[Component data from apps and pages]
• • •
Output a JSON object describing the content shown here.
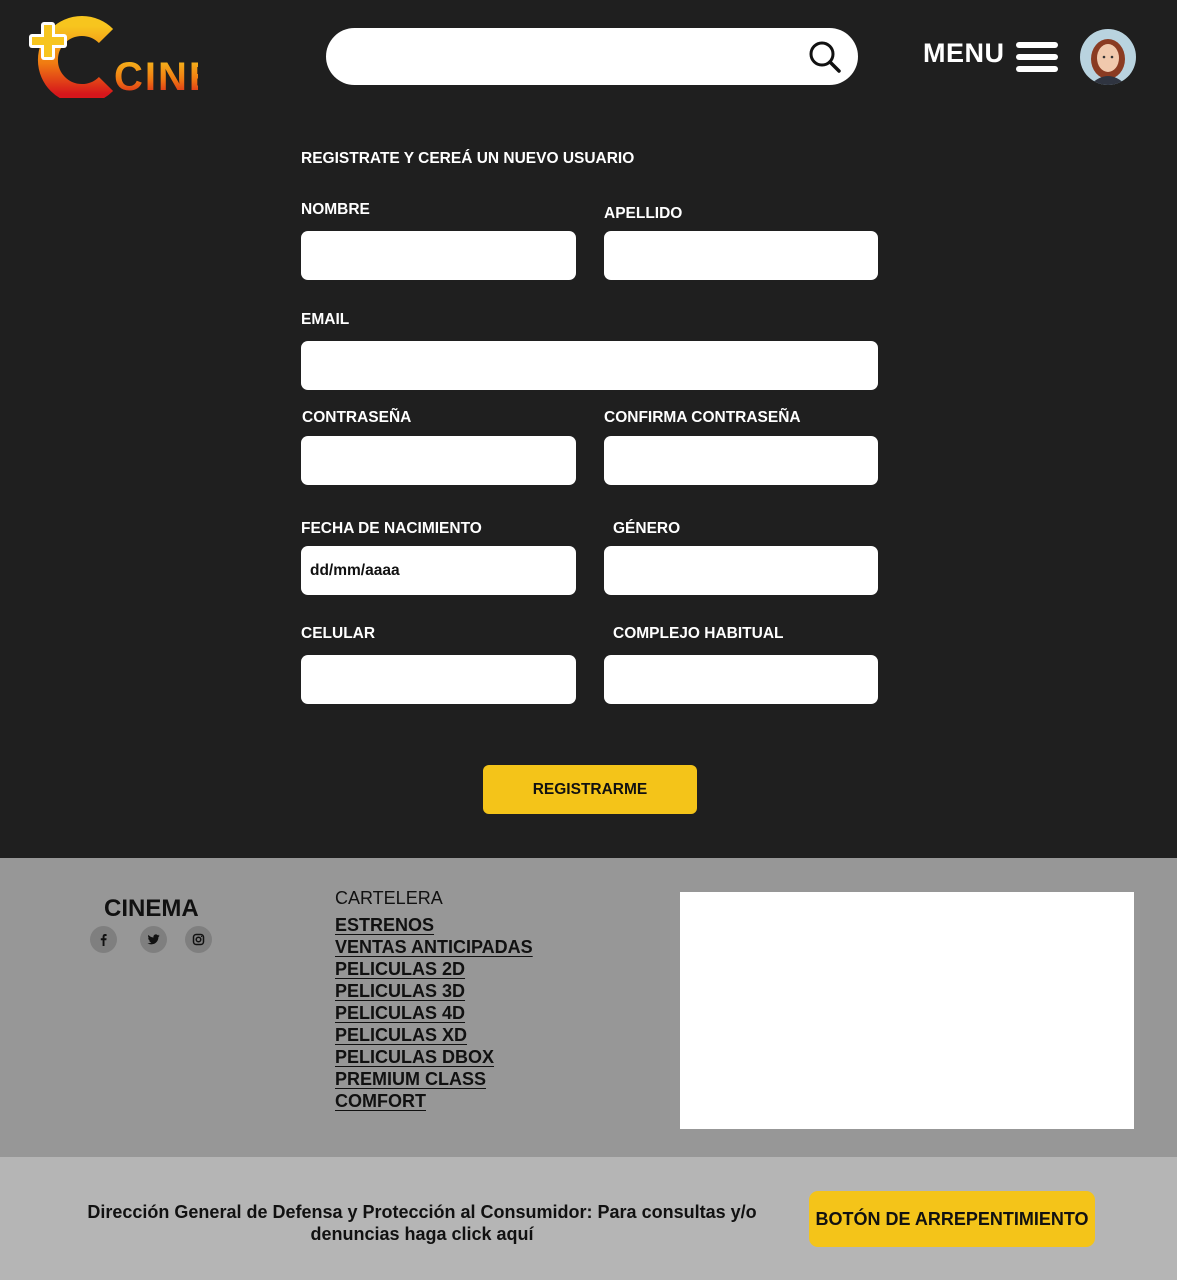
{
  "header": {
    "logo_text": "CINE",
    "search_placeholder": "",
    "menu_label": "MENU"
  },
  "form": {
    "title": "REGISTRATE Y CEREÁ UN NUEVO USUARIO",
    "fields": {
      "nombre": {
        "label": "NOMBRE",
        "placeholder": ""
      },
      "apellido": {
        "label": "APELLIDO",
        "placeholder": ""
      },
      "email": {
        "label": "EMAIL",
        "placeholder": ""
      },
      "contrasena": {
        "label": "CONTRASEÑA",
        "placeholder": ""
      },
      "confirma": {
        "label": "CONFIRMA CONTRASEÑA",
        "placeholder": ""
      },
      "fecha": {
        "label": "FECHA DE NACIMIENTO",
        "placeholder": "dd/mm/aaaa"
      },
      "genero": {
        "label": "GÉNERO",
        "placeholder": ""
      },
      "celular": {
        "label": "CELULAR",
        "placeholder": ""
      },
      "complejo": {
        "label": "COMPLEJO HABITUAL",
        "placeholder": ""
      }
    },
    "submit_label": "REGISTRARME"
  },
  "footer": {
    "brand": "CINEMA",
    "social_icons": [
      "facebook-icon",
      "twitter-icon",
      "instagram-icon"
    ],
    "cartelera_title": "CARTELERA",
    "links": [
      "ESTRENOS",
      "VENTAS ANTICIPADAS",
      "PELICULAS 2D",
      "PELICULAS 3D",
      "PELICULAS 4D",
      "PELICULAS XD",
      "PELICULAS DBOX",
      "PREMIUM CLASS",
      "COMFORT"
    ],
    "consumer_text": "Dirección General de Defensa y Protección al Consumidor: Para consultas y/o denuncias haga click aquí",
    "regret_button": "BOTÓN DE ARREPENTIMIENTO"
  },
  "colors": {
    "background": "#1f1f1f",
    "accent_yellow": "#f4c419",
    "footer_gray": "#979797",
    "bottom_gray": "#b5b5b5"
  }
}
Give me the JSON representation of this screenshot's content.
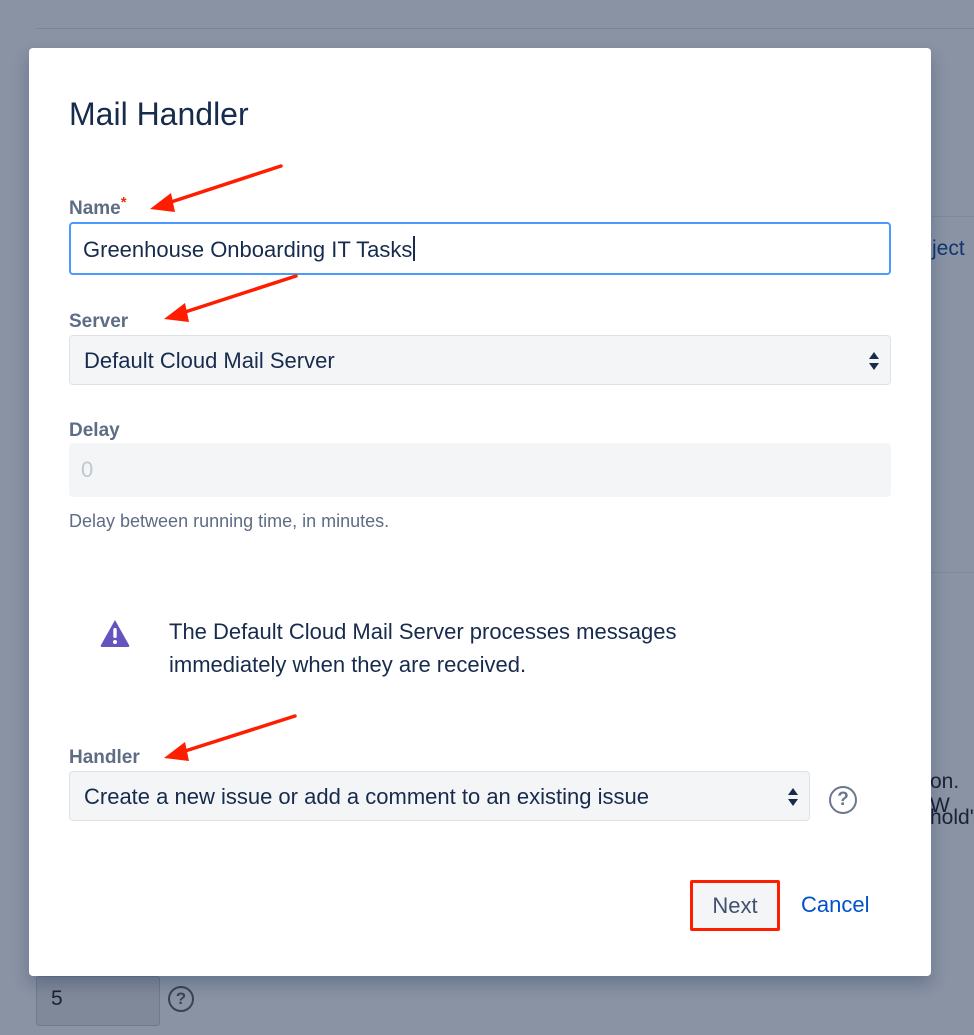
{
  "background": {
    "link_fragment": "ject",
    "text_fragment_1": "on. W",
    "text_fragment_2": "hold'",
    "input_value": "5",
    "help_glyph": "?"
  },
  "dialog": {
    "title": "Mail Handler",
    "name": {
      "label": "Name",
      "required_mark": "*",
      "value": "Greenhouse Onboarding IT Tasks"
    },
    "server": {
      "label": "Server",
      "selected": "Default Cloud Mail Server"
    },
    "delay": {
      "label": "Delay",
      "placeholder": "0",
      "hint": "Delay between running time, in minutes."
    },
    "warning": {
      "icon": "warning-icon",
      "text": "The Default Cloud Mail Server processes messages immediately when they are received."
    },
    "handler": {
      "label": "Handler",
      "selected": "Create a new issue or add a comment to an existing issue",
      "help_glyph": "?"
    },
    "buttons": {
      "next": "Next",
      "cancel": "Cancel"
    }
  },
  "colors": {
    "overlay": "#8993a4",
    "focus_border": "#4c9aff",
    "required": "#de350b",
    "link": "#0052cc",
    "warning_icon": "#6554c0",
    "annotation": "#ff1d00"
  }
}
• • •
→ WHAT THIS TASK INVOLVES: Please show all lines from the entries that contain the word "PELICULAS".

→ RESPONSE TO THIS TASK:
      "PELICULAS 2D",
      "PELICULAS 3D",
      "PELICULAS 4D",
      "PELICULAS XD",
      "PELICULAS DBOX",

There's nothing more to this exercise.